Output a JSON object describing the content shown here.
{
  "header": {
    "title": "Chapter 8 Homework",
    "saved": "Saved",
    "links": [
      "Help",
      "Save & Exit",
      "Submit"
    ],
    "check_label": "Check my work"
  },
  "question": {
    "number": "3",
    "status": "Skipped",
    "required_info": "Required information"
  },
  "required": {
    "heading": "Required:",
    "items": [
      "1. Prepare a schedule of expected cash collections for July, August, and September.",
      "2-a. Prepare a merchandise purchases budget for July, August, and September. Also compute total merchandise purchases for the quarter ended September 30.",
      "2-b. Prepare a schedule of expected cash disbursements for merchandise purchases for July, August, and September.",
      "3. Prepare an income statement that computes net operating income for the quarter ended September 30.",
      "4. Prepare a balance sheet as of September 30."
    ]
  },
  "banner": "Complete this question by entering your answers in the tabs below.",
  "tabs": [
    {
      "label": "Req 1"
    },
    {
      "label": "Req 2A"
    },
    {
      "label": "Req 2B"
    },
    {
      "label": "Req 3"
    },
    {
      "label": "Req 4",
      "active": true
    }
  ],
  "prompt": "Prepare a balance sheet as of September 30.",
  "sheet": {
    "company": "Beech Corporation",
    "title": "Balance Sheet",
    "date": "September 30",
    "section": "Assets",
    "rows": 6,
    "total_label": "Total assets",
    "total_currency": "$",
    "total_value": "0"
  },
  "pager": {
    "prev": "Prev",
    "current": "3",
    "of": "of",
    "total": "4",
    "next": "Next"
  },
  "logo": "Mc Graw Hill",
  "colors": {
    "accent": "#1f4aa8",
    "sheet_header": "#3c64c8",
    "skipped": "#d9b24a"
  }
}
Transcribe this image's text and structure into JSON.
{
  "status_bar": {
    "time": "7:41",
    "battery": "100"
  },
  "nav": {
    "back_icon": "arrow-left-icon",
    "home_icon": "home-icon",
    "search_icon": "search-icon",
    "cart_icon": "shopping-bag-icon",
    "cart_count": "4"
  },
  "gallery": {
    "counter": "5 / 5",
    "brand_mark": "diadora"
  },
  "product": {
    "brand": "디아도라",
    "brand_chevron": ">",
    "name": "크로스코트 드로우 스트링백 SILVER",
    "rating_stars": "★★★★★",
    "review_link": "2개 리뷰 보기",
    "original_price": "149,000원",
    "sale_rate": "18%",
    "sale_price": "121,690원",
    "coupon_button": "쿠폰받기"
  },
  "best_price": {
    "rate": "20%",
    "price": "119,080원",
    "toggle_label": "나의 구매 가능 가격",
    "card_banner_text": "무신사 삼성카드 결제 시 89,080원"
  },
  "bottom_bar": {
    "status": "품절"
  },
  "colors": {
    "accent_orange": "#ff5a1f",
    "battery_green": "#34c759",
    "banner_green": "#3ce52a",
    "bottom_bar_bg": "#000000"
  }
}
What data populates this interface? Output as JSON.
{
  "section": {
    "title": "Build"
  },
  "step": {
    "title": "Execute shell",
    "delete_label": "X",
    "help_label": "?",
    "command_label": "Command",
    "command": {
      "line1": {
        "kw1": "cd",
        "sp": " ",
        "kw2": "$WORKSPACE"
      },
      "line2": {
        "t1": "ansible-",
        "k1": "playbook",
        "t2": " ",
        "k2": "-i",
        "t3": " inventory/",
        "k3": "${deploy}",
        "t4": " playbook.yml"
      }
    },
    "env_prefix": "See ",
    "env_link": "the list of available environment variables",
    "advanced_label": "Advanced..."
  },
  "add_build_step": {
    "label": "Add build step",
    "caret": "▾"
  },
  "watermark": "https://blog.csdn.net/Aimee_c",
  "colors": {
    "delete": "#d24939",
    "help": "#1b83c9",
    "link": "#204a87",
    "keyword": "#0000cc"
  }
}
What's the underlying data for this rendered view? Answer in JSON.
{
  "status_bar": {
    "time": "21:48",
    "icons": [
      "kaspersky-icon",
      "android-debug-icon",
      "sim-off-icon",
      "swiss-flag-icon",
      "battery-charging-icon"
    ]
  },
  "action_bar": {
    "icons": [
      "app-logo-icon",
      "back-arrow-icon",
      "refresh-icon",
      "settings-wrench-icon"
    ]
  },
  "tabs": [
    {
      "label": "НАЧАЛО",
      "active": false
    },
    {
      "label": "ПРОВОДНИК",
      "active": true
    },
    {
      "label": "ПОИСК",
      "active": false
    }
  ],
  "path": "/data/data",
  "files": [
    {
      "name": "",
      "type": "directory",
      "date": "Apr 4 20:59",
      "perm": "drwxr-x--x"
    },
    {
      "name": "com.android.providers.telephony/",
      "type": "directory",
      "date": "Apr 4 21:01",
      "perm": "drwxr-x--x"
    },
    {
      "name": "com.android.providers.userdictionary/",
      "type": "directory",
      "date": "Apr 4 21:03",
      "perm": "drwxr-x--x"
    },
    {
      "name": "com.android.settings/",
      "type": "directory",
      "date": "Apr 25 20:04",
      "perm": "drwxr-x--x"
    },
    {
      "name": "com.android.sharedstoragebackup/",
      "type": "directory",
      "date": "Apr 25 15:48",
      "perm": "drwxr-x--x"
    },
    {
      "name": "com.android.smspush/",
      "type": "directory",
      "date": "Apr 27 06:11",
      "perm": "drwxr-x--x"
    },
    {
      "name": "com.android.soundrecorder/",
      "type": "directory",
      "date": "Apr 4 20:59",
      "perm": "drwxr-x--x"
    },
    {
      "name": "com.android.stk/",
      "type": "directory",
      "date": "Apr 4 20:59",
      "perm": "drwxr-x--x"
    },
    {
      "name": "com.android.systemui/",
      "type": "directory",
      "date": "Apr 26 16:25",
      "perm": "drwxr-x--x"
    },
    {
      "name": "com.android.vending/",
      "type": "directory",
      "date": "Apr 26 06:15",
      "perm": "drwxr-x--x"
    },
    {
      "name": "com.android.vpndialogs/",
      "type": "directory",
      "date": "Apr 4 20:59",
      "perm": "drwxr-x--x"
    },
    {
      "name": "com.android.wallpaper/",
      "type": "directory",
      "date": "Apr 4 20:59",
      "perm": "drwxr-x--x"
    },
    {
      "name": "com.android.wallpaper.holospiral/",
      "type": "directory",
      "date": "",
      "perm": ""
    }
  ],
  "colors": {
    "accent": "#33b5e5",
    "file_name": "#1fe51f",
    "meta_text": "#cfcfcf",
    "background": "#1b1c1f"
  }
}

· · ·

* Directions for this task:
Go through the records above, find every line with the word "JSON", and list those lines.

* Answer to this exercise:
Output a JSON object describing the content shown here.
Transcribe this image's text and structure into JSON.
What data populates this interface? Output as JSON.
What's the underlying data for this rendered view? Answer in JSON.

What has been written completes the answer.